“with the good news of Christ that reconciliation between enemies is possible and that reconciliation involves doing of justice…“take sides” against all forms of violence, regardless of who perpetrates it…“take sides” against a false neutrality that portrays Palestinians and Israelis as equal parties to the conflict and that avoids the task of identifying military occupation, siege and dispossession as injustice…“takes sides” with courageous Israeli peace groups and nonviolent Palestinian groups who struggle jointly against military occupation and through that struggle form new bonds of solidarity and cooperation.” 
From the Jewish Voice for Peace Rabbinical Council:
“As rabbis deeply committed to Jews and Judaism, we have seen many things that disturb us regarding Israel’s policy toward Palestinians: Christian and Muslim Palestinian families forcibly removed from their homes, children arrested and beaten, brothers and husbands incarcerated without cause for undetermined periods without recourse to legal services. Our hearts are broken.” 
We realize that our resolution presents both a challenge to and a commitment from the Mennonite Church USA. Given the call from Mennonite Church USA’s Executive Board in 2011 for congregations to study the Kairos Palestine document, we believe it is an appropriate next step.
Although naming injustice and oppression, particularly when we as U.S. citizens are complicit in the injustice, is never easy, we believe we are called to do so by Jesus’ life and teachings. The oft-quoted phrase from Rev. Dr. Martin Luther King, “The arc of the moral universe is long, but it bends toward justice”, is apropos here. Passage of this resolution will join us with other churches who have extended solidarity in this Kairos moment to brothers and sisters suffering from injustice.
Learn more about the resolution proposal
- Resolution text (PDF version)
- Brief history of Mennonite involvement in Palestine-Israel
- Resources for further learning
- Suggested materials for your congregation
- Taken from Rev. Alex Awad, “Christian Zionism: Their Theology, Our Nightmare,” MCC Peace Office Newsletter 35.3 (July-September 2005), 2.
- See Alain Epp Weaver (Ed.), Under Vine and Fig Tree: Biblical Theologies of Land and the Palestinian-Israeli Conflict (Telford, Pa: Cascadia Pub. House, 2007).
- Sonia K. Weaver, What is Palestine-Israel?: Answers to Common Questions (Scottdale, Pa: Herald Press, 2007), 53-54.
- Kairos USA, “A Call to Action: U.S. Response to the Kairos Palestine Document” (2012), p. 2.
- Read more about New Profile and their anti-militarism work in Israel.
- For more on this see Jeff Halper, Obstacles to Peace: A Reframing of the Palestinian-Israeli Conflict (Jerusalem: Palestine Mapping Center, 2005), p. 31-32.
- Kairos Palestine, “A Moment of Truth, a Word of Faith, Hope and Love from the Heart of Palestinian Suffering” (2009), p. 6.

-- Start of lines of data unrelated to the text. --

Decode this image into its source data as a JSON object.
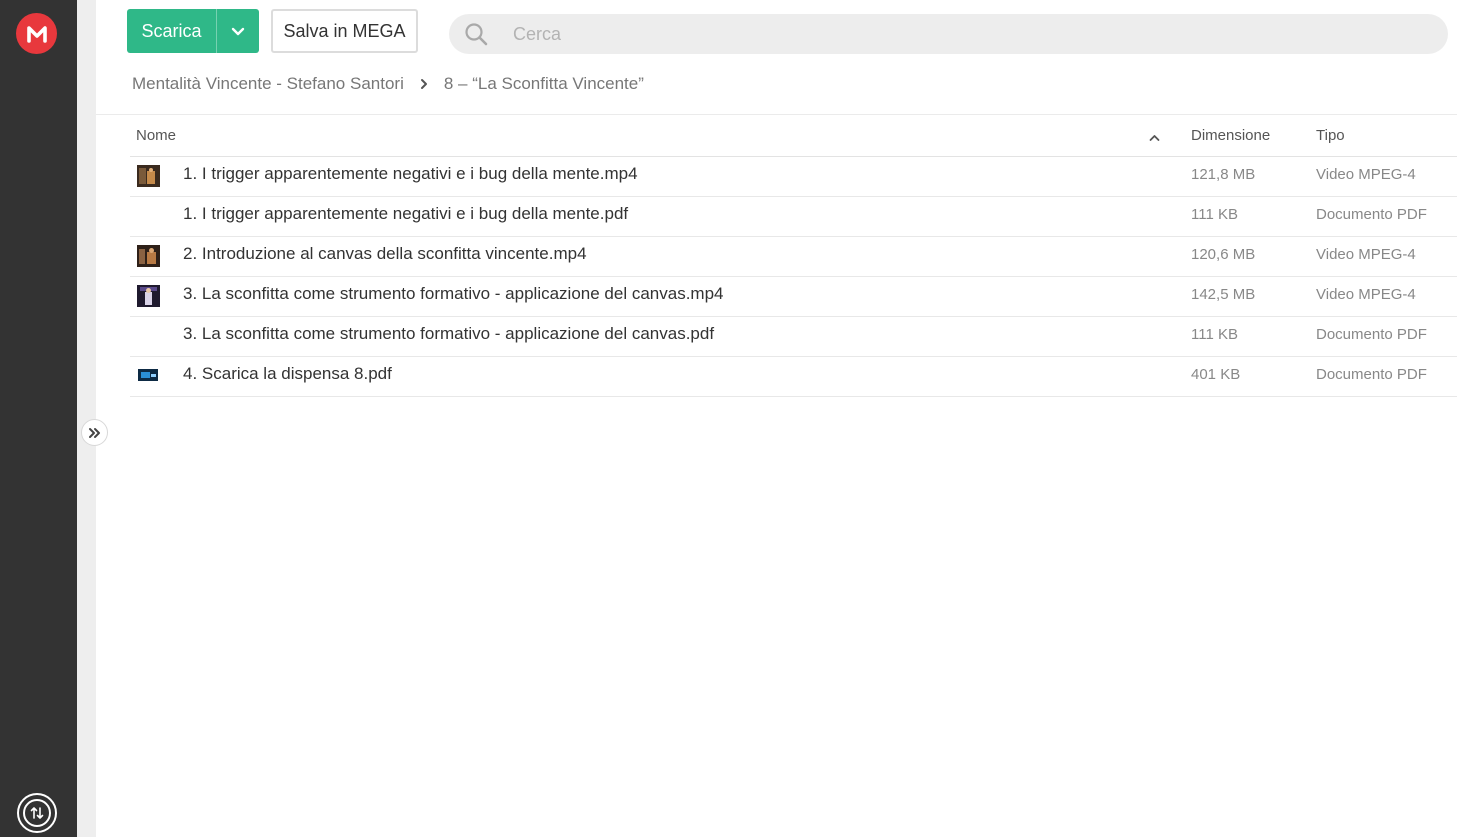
{
  "app": {
    "logo_icon": "mega-logo-icon",
    "accent_color": "#e8383d",
    "primary_color": "#2fb888",
    "transfers_icon": "transfers-icon",
    "expand_icon": "chevron-double-right-icon"
  },
  "toolbar": {
    "download_label": "Scarica",
    "save_label": "Salva in MEGA",
    "search_placeholder": "Cerca",
    "search_value": ""
  },
  "breadcrumb": {
    "items": [
      "Mentalità Vincente - Stefano Santori",
      "8 – “La Sconfitta Vincente”"
    ]
  },
  "table": {
    "headers": {
      "name": "Nome",
      "size": "Dimensione",
      "type": "Tipo"
    },
    "sort": {
      "column": "name",
      "direction": "ascending"
    },
    "rows": [
      {
        "name": "1. I trigger apparentemente negativi e i bug della mente.mp4",
        "size": "121,8 MB",
        "type": "Video MPEG-4",
        "thumb": "video-thumbnail"
      },
      {
        "name": "1. I trigger apparentemente negativi e i bug della mente.pdf",
        "size": "111 KB",
        "type": "Documento PDF",
        "thumb": ""
      },
      {
        "name": "2. Introduzione al canvas della sconfitta vincente.mp4",
        "size": "120,6 MB",
        "type": "Video MPEG-4",
        "thumb": "video-thumbnail"
      },
      {
        "name": "3. La sconfitta come strumento formativo - applicazione del canvas.mp4",
        "size": "142,5 MB",
        "type": "Video MPEG-4",
        "thumb": "video-thumbnail"
      },
      {
        "name": "3. La sconfitta come strumento formativo - applicazione del canvas.pdf",
        "size": "111 KB",
        "type": "Documento PDF",
        "thumb": ""
      },
      {
        "name": "4. Scarica la dispensa 8.pdf",
        "size": "401 KB",
        "type": "Documento PDF",
        "thumb": "pdf-thumbnail"
      }
    ]
  }
}
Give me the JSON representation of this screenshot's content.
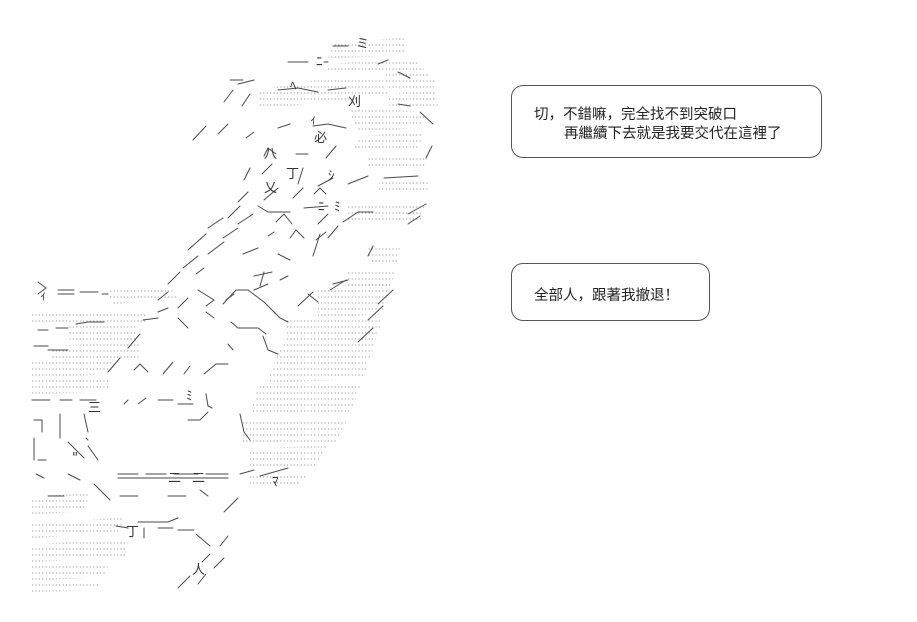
{
  "dialogue": {
    "bubble1": {
      "line1": "切，不錯嘛，完全找不到突破口",
      "line2": "再繼續下去就是我要交代在這裡了"
    },
    "bubble2": {
      "line1": "全部人，跟著我撤退！"
    }
  },
  "art": {
    "glyphs": {
      "f1": "ミ",
      "f2": "ﾍ",
      "f3": "ﾆ",
      "f4": "ｨ",
      "f5": "刈",
      "f6": "必",
      "f7": "八",
      "f8": "ﾐ",
      "f9": "ﾆ",
      "f10": "丁",
      "f11": "乂",
      "f12": "\"",
      "f13": "ｨ",
      "f14": "ﾐ",
      "f15": "ｼ",
      "f16": "三",
      "f17": "二",
      "f18": "二",
      "f19": "丁",
      "f20": "人",
      "f21": "ﾏ"
    }
  },
  "colors": {
    "ink": "#333333",
    "bubble_border": "#555555"
  }
}
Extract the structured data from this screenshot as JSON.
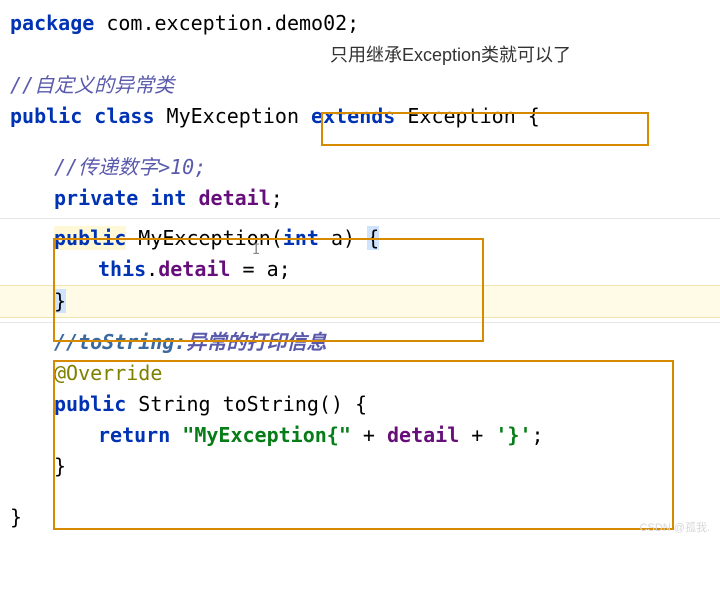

- For more groups see our organization list.
- Weaver, What is Palestine-Israel?, 54.
- Weaver, What is Palestine-Israel?, 67-68.
- Excerpt from a Feb. 2013 letter to Christians from members and friends of the Jewish Voice for Peace Rabbinical Council.